[[ DATA FOR REVIEW, beginning ]]
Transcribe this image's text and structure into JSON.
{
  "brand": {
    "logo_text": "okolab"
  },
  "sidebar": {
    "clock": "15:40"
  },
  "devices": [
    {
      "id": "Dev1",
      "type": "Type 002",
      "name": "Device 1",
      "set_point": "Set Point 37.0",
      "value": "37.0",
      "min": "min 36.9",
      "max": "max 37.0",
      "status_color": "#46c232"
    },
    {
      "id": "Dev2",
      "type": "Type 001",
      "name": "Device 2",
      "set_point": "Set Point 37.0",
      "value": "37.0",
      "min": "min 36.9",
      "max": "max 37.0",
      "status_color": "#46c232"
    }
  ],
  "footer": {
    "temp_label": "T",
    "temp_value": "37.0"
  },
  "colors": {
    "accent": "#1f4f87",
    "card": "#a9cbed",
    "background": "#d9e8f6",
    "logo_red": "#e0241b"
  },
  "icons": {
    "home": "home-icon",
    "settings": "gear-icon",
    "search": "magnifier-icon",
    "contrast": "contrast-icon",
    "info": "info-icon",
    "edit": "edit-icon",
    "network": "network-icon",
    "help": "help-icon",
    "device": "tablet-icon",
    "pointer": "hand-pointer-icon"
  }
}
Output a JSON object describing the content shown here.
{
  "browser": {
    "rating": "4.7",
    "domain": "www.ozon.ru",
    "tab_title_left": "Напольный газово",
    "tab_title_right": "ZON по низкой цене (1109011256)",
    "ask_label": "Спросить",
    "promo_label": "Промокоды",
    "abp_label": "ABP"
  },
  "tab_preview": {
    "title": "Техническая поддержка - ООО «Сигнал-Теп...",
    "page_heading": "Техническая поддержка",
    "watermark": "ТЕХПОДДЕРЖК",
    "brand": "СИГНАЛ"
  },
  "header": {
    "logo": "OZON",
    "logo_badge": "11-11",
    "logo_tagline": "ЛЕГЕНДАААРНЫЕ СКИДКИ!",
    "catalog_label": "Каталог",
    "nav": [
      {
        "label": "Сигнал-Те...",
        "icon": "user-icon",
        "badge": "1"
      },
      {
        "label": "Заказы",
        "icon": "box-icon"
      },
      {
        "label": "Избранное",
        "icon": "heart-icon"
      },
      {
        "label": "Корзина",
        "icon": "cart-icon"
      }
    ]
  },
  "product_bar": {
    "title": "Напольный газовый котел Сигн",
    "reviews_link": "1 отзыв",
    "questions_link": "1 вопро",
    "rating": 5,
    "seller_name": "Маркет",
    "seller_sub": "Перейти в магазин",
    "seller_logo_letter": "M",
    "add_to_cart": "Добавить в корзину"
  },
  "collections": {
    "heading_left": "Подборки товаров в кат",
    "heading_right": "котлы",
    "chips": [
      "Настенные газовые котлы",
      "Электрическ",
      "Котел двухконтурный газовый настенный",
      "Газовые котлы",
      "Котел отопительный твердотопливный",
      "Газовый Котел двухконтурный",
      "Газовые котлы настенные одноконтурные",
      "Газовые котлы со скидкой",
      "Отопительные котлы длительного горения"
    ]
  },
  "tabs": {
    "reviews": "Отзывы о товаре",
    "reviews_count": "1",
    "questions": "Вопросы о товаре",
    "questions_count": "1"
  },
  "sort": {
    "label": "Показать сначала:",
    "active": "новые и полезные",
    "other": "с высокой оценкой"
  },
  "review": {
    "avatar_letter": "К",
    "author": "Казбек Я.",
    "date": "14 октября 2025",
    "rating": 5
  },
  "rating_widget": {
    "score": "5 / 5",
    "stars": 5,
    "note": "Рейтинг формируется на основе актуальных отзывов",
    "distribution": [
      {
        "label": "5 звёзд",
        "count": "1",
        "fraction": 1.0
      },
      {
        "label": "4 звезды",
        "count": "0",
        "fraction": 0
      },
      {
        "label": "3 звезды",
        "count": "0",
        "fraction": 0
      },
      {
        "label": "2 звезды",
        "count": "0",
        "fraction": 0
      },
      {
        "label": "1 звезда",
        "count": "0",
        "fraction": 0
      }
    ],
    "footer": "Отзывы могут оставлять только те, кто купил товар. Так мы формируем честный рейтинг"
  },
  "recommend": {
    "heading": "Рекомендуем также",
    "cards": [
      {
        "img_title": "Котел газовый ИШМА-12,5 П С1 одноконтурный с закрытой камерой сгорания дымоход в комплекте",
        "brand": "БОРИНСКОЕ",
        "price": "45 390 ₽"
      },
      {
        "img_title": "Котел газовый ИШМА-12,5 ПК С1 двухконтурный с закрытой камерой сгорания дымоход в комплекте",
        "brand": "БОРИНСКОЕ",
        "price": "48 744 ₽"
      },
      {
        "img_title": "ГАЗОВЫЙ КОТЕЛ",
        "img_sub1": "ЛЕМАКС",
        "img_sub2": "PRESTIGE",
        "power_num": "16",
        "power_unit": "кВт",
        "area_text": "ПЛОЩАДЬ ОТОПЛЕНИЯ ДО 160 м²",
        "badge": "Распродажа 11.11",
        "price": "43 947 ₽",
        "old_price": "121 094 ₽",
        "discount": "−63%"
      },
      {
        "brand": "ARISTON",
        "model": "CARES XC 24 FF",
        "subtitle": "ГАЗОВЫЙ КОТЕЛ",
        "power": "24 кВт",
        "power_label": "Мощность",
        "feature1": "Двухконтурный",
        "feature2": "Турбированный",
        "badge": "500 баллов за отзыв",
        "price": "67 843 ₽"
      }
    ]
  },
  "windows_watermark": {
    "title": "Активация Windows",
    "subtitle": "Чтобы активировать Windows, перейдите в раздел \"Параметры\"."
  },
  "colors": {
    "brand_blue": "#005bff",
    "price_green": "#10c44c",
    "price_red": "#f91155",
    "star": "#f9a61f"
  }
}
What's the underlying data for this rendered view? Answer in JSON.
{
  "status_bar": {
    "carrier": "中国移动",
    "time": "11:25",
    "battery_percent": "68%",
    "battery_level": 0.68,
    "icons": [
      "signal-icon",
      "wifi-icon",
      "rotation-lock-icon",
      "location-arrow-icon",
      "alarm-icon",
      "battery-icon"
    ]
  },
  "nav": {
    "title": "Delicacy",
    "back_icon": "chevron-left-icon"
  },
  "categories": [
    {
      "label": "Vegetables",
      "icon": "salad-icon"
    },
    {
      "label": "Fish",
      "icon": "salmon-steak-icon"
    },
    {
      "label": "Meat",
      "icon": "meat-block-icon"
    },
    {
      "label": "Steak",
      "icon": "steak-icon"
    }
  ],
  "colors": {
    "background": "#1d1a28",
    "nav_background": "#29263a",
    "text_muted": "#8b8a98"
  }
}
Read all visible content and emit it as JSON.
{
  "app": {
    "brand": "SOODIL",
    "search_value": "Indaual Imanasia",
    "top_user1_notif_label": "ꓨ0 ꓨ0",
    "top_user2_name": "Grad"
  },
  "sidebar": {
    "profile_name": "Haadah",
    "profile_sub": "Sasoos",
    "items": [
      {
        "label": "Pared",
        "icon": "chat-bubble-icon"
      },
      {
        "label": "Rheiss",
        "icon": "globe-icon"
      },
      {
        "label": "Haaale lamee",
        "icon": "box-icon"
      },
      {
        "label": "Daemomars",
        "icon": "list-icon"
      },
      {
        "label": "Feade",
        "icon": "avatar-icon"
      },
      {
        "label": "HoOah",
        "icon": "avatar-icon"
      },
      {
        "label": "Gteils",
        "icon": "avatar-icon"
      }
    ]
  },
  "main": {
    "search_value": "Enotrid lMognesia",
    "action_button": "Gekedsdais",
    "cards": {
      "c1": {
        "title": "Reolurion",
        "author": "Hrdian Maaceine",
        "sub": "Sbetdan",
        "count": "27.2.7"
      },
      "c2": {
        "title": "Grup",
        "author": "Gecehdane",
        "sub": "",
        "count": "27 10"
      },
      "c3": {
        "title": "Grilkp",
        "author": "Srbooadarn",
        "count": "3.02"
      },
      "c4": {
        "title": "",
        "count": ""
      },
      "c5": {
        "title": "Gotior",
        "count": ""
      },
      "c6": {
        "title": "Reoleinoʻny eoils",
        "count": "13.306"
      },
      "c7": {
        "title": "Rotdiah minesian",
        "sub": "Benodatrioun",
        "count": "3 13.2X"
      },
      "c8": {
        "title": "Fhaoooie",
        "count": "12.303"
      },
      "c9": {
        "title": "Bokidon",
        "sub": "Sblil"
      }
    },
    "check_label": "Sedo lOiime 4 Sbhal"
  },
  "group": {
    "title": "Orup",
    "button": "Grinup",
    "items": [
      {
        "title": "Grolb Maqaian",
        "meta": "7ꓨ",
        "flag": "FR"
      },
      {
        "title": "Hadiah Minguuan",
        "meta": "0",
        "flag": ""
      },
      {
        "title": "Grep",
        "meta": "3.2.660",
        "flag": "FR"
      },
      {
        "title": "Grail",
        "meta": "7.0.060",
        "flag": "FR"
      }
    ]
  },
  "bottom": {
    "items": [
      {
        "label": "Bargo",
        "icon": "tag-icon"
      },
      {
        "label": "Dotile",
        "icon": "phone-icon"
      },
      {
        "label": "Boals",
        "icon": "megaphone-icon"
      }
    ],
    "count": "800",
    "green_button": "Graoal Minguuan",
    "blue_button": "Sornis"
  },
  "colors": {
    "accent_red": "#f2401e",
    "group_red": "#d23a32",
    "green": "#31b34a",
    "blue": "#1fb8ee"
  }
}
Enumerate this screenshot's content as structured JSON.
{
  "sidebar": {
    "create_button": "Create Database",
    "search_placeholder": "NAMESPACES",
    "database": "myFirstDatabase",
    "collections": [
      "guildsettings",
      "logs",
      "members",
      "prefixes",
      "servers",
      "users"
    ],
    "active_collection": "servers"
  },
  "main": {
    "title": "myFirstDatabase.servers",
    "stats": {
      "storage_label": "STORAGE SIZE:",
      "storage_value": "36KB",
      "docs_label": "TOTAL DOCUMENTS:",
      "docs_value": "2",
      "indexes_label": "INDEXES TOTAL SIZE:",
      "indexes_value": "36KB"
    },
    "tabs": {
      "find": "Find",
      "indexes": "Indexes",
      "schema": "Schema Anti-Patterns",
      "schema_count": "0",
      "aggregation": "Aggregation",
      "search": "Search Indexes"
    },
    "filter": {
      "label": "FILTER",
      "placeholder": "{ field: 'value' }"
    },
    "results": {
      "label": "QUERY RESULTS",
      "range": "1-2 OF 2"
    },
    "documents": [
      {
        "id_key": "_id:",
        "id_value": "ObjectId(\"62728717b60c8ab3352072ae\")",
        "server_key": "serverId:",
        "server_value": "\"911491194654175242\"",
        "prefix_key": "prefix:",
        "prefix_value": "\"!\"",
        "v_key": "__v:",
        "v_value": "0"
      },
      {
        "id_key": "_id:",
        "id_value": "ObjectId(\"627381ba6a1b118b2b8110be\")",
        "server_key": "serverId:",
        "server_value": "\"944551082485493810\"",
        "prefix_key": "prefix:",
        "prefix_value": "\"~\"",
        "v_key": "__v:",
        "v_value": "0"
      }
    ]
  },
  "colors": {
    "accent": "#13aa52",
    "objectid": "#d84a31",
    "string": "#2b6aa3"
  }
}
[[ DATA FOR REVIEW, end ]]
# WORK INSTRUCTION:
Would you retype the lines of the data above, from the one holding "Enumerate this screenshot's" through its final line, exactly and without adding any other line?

# RESULT FOR THIS EXERCISE:
Enumerate this screenshot's content as structured JSON.
{
  "sidebar": {
    "create_button": "Create Database",
    "search_placeholder": "NAMESPACES",
    "database": "myFirstDatabase",
    "collections": [
      "guildsettings",
      "logs",
      "members",
      "prefixes",
      "servers",
      "users"
    ],
    "active_collection": "servers"
  },
  "main": {
    "title": "myFirstDatabase.servers",
    "stats": {
      "storage_label": "STORAGE SIZE:",
      "storage_value": "36KB",
      "docs_label": "TOTAL DOCUMENTS:",
      "docs_value": "2",
      "indexes_label": "INDEXES TOTAL SIZE:",
      "indexes_value": "36KB"
    },
    "tabs": {
      "find": "Find",
      "indexes": "Indexes",
      "schema": "Schema Anti-Patterns",
      "schema_count": "0",
      "aggregation": "Aggregation",
      "search": "Search Indexes"
    },
    "filter": {
      "label": "FILTER",
      "placeholder": "{ field: 'value' }"
    },
    "results": {
      "label": "QUERY RESULTS",
      "range": "1-2 OF 2"
    },
    "documents": [
      {
        "id_key": "_id:",
        "id_value": "ObjectId(\"62728717b60c8ab3352072ae\")",
        "server_key": "serverId:",
        "server_value": "\"911491194654175242\"",
        "prefix_key": "prefix:",
        "prefix_value": "\"!\"",
        "v_key": "__v:",
        "v_value": "0"
      },
      {
        "id_key": "_id:",
        "id_value": "ObjectId(\"627381ba6a1b118b2b8110be\")",
        "server_key": "serverId:",
        "server_value": "\"944551082485493810\"",
        "prefix_key": "prefix:",
        "prefix_value": "\"~\"",
        "v_key": "__v:",
        "v_value": "0"
      }
    ]
  },
  "colors": {
    "accent": "#13aa52",
    "objectid": "#d84a31",
    "string": "#2b6aa3"
  }
}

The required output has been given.